**Goal of the exercise**.
Work through the entries below and show every line in which "sharklasers" is found.

Dataset records: Begin

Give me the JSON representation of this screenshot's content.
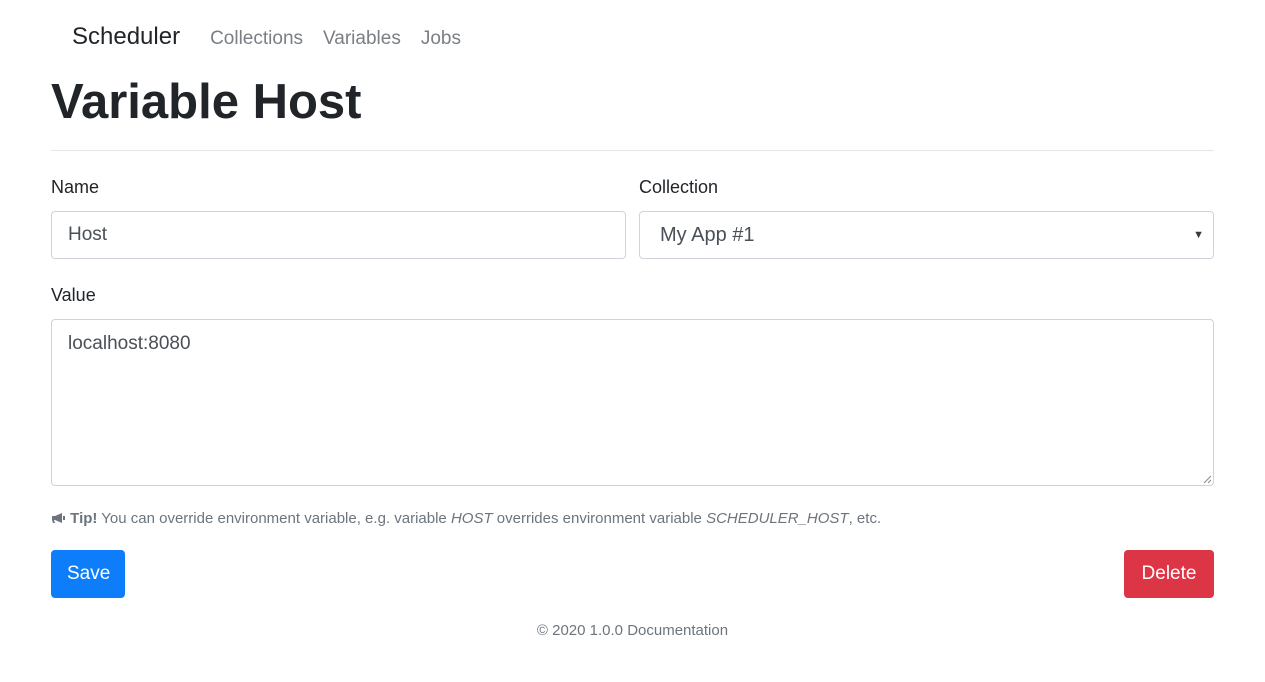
{
  "nav": {
    "brand": "Scheduler",
    "links": [
      "Collections",
      "Variables",
      "Jobs"
    ]
  },
  "page": {
    "title": "Variable Host"
  },
  "form": {
    "name_label": "Name",
    "name_value": "Host",
    "collection_label": "Collection",
    "collection_value": "My App #1",
    "value_label": "Value",
    "value_value": "localhost:8080"
  },
  "tip": {
    "icon": "megaphone-icon",
    "strong": "Tip!",
    "text_1": " You can override environment variable, e.g. variable ",
    "em_1": "HOST",
    "text_2": " overrides environment variable ",
    "em_2": "SCHEDULER_HOST",
    "text_3": ", etc."
  },
  "buttons": {
    "save": "Save",
    "delete": "Delete"
  },
  "footer": {
    "copyright": "© 2020 1.0.0",
    "docs_link": "Documentation"
  },
  "colors": {
    "primary": "#0d7dfa",
    "danger": "#dc3545"
  }
}
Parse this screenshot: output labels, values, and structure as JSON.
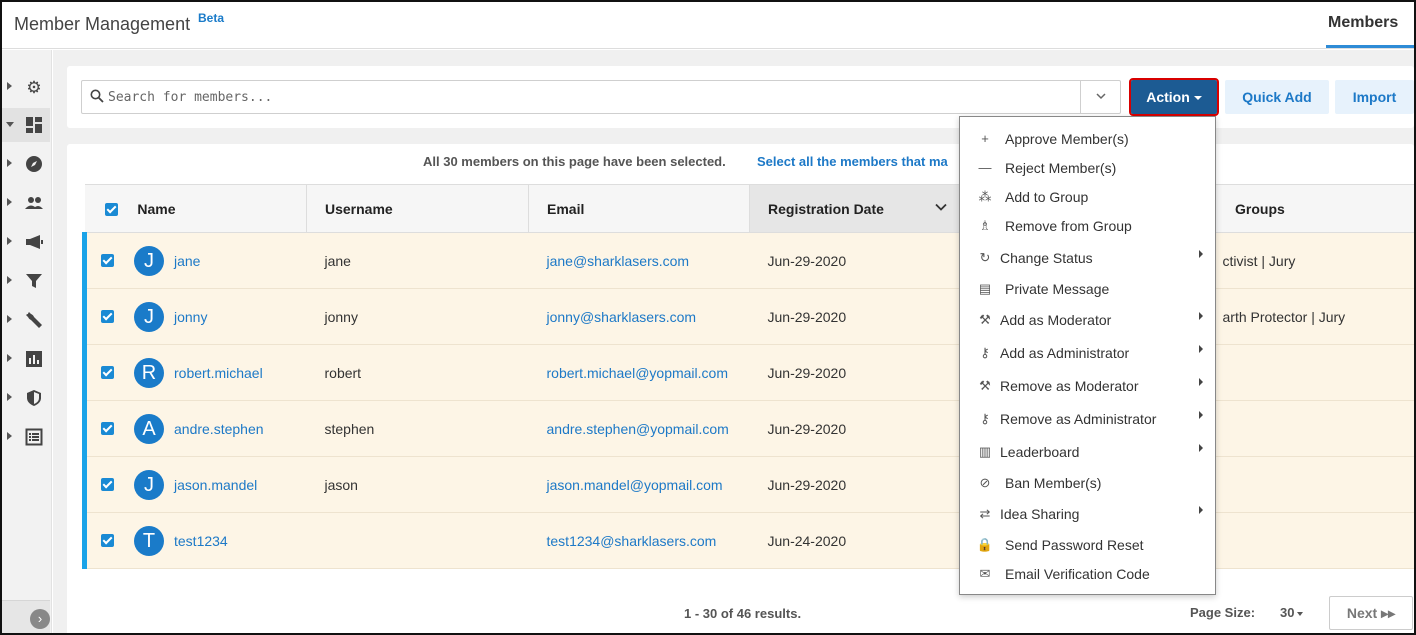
{
  "header": {
    "title": "Member Management",
    "beta": "Beta",
    "tab": "Members"
  },
  "rail": {
    "icons": [
      "gear-icon",
      "dashboard-icon",
      "compass-icon",
      "people-icon",
      "megaphone-icon",
      "filter-icon",
      "wrench-icon",
      "bar-chart-icon",
      "shield-icon",
      "list-icon"
    ],
    "collapse_icon": "chevron-right-icon"
  },
  "search": {
    "placeholder": "Search for members..."
  },
  "toolbar": {
    "action_label": "Action",
    "quick_add_label": "Quick Add",
    "import_label": "Import"
  },
  "selection": {
    "message": "All 30 members on this page have been selected.",
    "link": "Select all the members that ma"
  },
  "table": {
    "columns": [
      "Name",
      "Username",
      "Email",
      "Registration Date",
      "Groups"
    ],
    "rows": [
      {
        "initial": "J",
        "name": "jane",
        "username": "jane",
        "email": "jane@sharklasers.com",
        "date": "Jun-29-2020",
        "groups": "ctivist | Jury"
      },
      {
        "initial": "J",
        "name": "jonny",
        "username": "jonny",
        "email": "jonny@sharklasers.com",
        "date": "Jun-29-2020",
        "groups": "arth Protector | Jury"
      },
      {
        "initial": "R",
        "name": "robert.michael",
        "username": "robert",
        "email": "robert.michael@yopmail.com",
        "date": "Jun-29-2020",
        "groups": ""
      },
      {
        "initial": "A",
        "name": "andre.stephen",
        "username": "stephen",
        "email": "andre.stephen@yopmail.com",
        "date": "Jun-29-2020",
        "groups": ""
      },
      {
        "initial": "J",
        "name": "jason.mandel",
        "username": "jason",
        "email": "jason.mandel@yopmail.com",
        "date": "Jun-29-2020",
        "groups": ""
      },
      {
        "initial": "T",
        "name": "test1234",
        "username": "",
        "email": "test1234@sharklasers.com",
        "date": "Jun-24-2020",
        "groups": ""
      }
    ]
  },
  "pager": {
    "results": "1 - 30 of 46 results.",
    "page_size_label": "Page Size:",
    "page_size": "30",
    "next": "Next ▸▸"
  },
  "menu": {
    "items": [
      {
        "icon": "plus-icon",
        "glyph": "+",
        "label": "Approve Member(s)",
        "submenu": false
      },
      {
        "icon": "minus-icon",
        "glyph": "—",
        "label": "Reject Member(s)",
        "submenu": false
      },
      {
        "icon": "add-group-icon",
        "glyph": "⁂",
        "label": "Add to Group",
        "submenu": false
      },
      {
        "icon": "remove-group-icon",
        "glyph": "♗",
        "label": "Remove from Group",
        "submenu": false
      },
      {
        "icon": "refresh-icon",
        "glyph": "↻",
        "label": "Change Status",
        "submenu": true
      },
      {
        "icon": "message-icon",
        "glyph": "▤",
        "label": "Private Message",
        "submenu": false
      },
      {
        "icon": "gavel-icon",
        "glyph": "⚒",
        "label": "Add as Moderator",
        "submenu": true
      },
      {
        "icon": "key-icon",
        "glyph": "⚷",
        "label": "Add as Administrator",
        "submenu": true
      },
      {
        "icon": "gavel-outline-icon",
        "glyph": "⚒",
        "label": "Remove as Moderator",
        "submenu": true
      },
      {
        "icon": "key-outline-icon",
        "glyph": "⚷",
        "label": "Remove as Administrator",
        "submenu": true
      },
      {
        "icon": "leaderboard-icon",
        "glyph": "▥",
        "label": "Leaderboard",
        "submenu": true
      },
      {
        "icon": "ban-icon",
        "glyph": "⊘",
        "label": "Ban Member(s)",
        "submenu": false
      },
      {
        "icon": "swap-icon",
        "glyph": "⇄",
        "label": "Idea Sharing",
        "submenu": true
      },
      {
        "icon": "lock-icon",
        "glyph": "🔒",
        "label": "Send Password Reset",
        "submenu": false
      },
      {
        "icon": "email-icon",
        "glyph": "✉",
        "label": "Email Verification Code",
        "submenu": false
      }
    ]
  },
  "colors": {
    "accent": "#1c5b93",
    "link": "#1d79c7",
    "row_bg": "#fdf5e6",
    "highlight_border": "#d80000"
  }
}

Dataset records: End

**Task solution**.
        "email": "jane@sharklasers.com",
        "email": "jonny@sharklasers.com",
        "email": "test1234@sharklasers.com",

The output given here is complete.